ALBERT CAMPBELL CORR, A. M., M. D.
ALBERT CAMPBELL CORR, A.M., M.D., deceased, was for many years one of the foremost physicians and surgeons in Southern Illinois, being located at Carlinville nearly the entire period of his professional career. Owing to ill health resulting from general practice, he made a careful study of diseases of the eye, ear and throat and confined his energies to practice as a specialist. He and his estimable wife, Dr. Lucinda H. Corr, conducted The Home Hospital, a retreat for invalids, which they established in 1878. The death of Dr. Corr was an irreparable loss to the community, in which he was held in the highest esteem.
Dr. Albert Campbell Corr was born near Honey Point, Macoupin County, Illinois, February 10, 1840, and was a son of Rev. Thomas Corr, whose father was of English birth and came to this country with his brother, locating in Virginia. Thomas Corr was born in King and Queen County, Virginia, in 1800, and at a very early age moved to Kentucky. At the age of 17 years he was united in marriage with Preshea Wood, who died in Monroe, Iowa, October 9, 1888, at the advanced age of 86 years. In 1834, Thomas Corr removed to Illinois, and was residing in Macoupin County at the time of his death in 1852. He and his wife were the parents of 12 children; three sons made honorable records of service in the Union Army during the Civil War.
Albert Campbell Corr during his young years attended the old log school house in his district, and while not at school assisted in the work about the farm. He was desirous of obtaining a superior education and laid his plans accordingly, but he was destined to disappointment in this ambition. His elder brother enlisted for service in the Union Army and the care of the paternal acres fell upon the young shoulders of our subject for the time being. However, in 1863, he entered Blackburn University at Carlinville. But, imbued with a spirit of patriotism, he sacrificed his personal ambitions for the time and in 1864 enlisted in Company F, 133rd Reg., Illinois Vol. Inf. He served for a period of four months, during which time he paid $21 per month to a man to take his place on the farm.
After the close of the war, our subject returned home and devoted his spare time to the study of medicine, pursuing a three-years' course in the Chicago Medical College. he was graduated form that institution on March 4, 1868, and was the first in Macoupin County to take such an extensive course of study in a medical college. In 1865, Dr. Corr was united in marriage with Lucinda Hall, a native of Macoupin County who was at that time teaching school. She continued teaching after marriage, having a school near the home of our subject's mother, in order to look after the latter until the graduation of Dr. Corr. He was always a firm believer in equal rights and privileges to women, and it was his wish as well as Mrs. Corr's that she pursue a course of study in medicine and become a companion to him in his professional work. She entered the Woman's Hospital Medical College, and was graduated with honors in March, 1874, being the first woman from Macoupin county to graduate in medicine.

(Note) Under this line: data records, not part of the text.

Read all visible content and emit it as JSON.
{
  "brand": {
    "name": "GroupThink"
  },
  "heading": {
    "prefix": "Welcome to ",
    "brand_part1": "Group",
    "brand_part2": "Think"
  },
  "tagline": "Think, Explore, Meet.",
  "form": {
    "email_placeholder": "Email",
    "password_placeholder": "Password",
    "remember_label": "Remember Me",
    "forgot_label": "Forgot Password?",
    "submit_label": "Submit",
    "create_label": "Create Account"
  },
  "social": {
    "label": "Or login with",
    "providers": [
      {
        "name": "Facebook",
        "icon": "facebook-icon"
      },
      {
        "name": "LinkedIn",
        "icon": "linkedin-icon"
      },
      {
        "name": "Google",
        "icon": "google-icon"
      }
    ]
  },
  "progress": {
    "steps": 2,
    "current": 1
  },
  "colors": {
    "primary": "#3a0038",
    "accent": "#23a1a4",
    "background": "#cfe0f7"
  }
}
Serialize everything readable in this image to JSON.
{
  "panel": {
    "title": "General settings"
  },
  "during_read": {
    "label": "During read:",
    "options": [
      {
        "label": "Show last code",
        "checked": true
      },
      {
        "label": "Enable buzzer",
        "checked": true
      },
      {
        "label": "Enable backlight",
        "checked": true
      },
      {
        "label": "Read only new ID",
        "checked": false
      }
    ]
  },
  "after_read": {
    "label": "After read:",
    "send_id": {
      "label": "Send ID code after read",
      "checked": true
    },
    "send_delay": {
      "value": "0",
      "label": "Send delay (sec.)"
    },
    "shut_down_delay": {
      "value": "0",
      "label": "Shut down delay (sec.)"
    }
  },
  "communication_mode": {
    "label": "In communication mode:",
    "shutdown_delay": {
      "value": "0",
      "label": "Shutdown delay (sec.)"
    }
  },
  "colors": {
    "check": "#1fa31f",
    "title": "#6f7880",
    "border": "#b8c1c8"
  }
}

Dr. A. C. Corr first engaged in practice at Chesterfield, and seven year slater became established at Carlinville, where he continued in practice until his death. It was at his instigation that the Macoupin County Medical Society was organized in 1873 and during the first 10 years of its existence he served as its secretary. He was chosen president in April, 1880. As a result of ill health he gave up the general practice of medicine and devoted his attention to a careful study of diseases of the eye, ear and throat, taking post-graduate work in New York, Baltimore and Chicago. From 1886 until his death, his time was devoted exclusively to the treatment of those diseases, attaining a high degree of success. his wife has been equally successful in the treatment of nervous diseases and diseases of women. Dr. Corr was a writer of considerable prominence in the medical world and was editor of the eye and ear department of the Southern-Illinois Journal of Medicine and Surgery. He was a member of the Illinois state Medical Society for over 30 years, and in 1897 was elected president of that body. He was also elected president of the Army and Navy Medical Society, a society which originated in the Illinois State Medical Society, and in which he was associated with Dr. E. P. Cook and many other prominent medical men of the State. He also was a member of the board of pension examiners for Montgomery and Macoupin counties. At the instance of Governor John R. Tanner, Dr. Corr was made a member of the Illinois State Board of Health, serving out the term of a deceased member, and was elected its president. He was chosen by Governor John P. Altgeld as one of the delegates from this State to the first Pan-American Medical Congress. On account of his continued scient8ific pursuits and successes, he was given the degree of Master of Arts by Blackburn University in 1893. He was a man of broad and liberal ideas, always a friend of the poor and needy, and was welcomed into the best homes of the county. Portraits of Dr. Albert Campbell Corr and Dr. Lucinda H. Corr accompany this sketch, being presented on a foregoing page.